Exports to Japan, Alberta’s third largest market, fell for the third year in a row, down 8.1 per cent to $1.1 billion in 2015. Lower exports of canola seed, wheat, barley and beef, contributed to the decline. Canola seed ($357 million), the largest export to Japan, fell 15.2 per cent in value and 16.4 per cent in quantity. Moderating these declines were higher exports of pork, horse meat, malt, french fries and processed cereals. Pork, the second largest export to this market rose 5.3 per cent to $199.0 million.
Exports to Mexico, Alberta’s fourth largest market, rose 6.6 per cent to $572 million in 2015. Larger exports of beef, pork, malt, milled cereals and canola seed, partially offset lower exports of wheat. Beef exports grew 4.6 per cent to $143 million, and canola was up 1.6 per cent to $252 million. Canola seed, beef and wheat combined, made up 85.2 per cent of Alberta’s total agri-food exports to this market.
Exports to South Korea, Alberta’s fifth largest export market, grew by 2.1 per cent to $233 million in 2015. Substantial increases were reported in exports of hides and skins, crude canola oil and pork. Moderating these increases were lower exports of wheat, beef and malt. Wheat, Alberta’s top export product to South Korea in 2014, fell 68.6 per cent to $23.6 million, from $75.0 million in 2015.
At the regional level, the largest exports were reported for North America and Asia. Exports to Asia rose 11.2 per cent to $3.9 billion or 39.0 per cent of Alberta’s total agri-food exports. The highest growth occurred in exports to Western Europe (22.6 per cent), Oceania (17.5 per cent), Africa (8.3 per cent) and Central America (7.9 per cent). On the other hand, exports to Eastern Europe, the Middle East and South America declined.
New West Partnership Trade Agreement
The New West Partnership Trade Agreement creates a single economic region encompassing British Columbia, Alberta, and Saskatchewan. The implementation of the NWPTA presents a great opportunity for continued economic growth in all three provinces.
Some of the benefits of the NWPTA include the following:
- Canada’s most open and competitive economy
British Columbia, Alberta and Saskatchewan have a market of almost nine million people and a Gross Domestic Product of more than $651 billion.
- Labour mobility
Labour mobility provisions allow certified workers to practice their occupation in the three provinces without being subject to additional exams or training requirements.
- Business registration
Businesses registrants in one province are now able to seamlessly register in the other provinces at the same time as their original incorporation. All residency requirements are removed.
- Streamlined regulations
Unnecessary differences in business standards and regulations will have been eliminated.
- Enhanced competitiveness
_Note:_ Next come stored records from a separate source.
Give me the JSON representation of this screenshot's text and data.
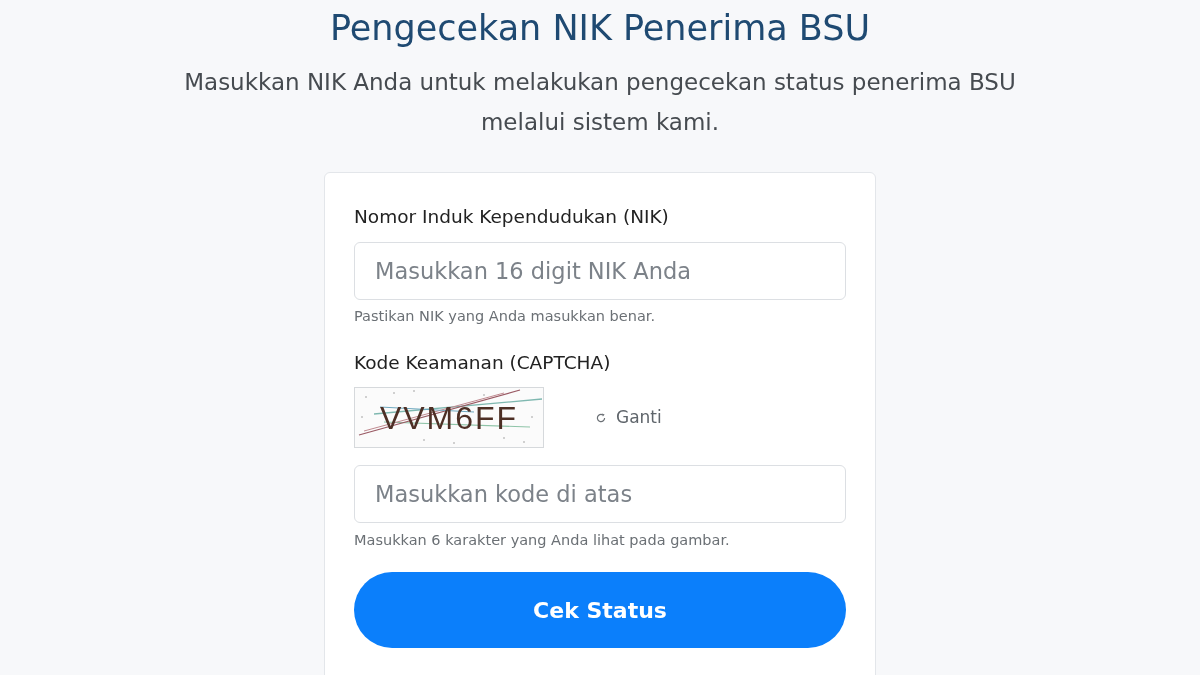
{
  "header": {
    "title": "Pengecekan NIK Penerima BSU",
    "subtitle": "Masukkan NIK Anda untuk melakukan pengecekan status penerima BSU melalui sistem kami."
  },
  "form": {
    "fields": [
      {
        "kind": "text",
        "label": "Nomor Induk Kependudukan (NIK)",
        "placeholder": "Masukkan 16 digit NIK Anda",
        "hint": "Pastikan NIK yang Anda masukkan benar."
      },
      {
        "kind": "captcha",
        "label": "Kode Keamanan (CAPTCHA)",
        "captcha_code": "VVM6FF",
        "refresh_label": "Ganti",
        "placeholder": "Masukkan kode di atas",
        "hint": "Masukkan 6 karakter yang Anda lihat pada gambar."
      }
    ],
    "submit_button": "Cek Status"
  }
}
Allowing goods, services, capital and workers to flow freely across the British Columbia-Alberta-Saskatchewan borders boosts trade, makes it easier for businesses to expand into the other provinces, and lowers costs for businesses and taxpayers.
- Best value for public spending
Open procurement policies with low thresholds help ensure best value for tax dollars. This also creates more opportunities for small- and medium-sized businesses to bid on public contracts.
- An accessible bid protest mechanism
The bid protest mechanism enables Alberta, BC, and Saskatchewan suppliers to challenge procurements undertaken by a public entity in Alberta, BC, or Saskatchewan where the supplier perceives that a procurement has not been conducted in a fair, open, and transparent manner, as required by the NWPTA.
For more information, see: http://www.newwestpartnershiptrade.ca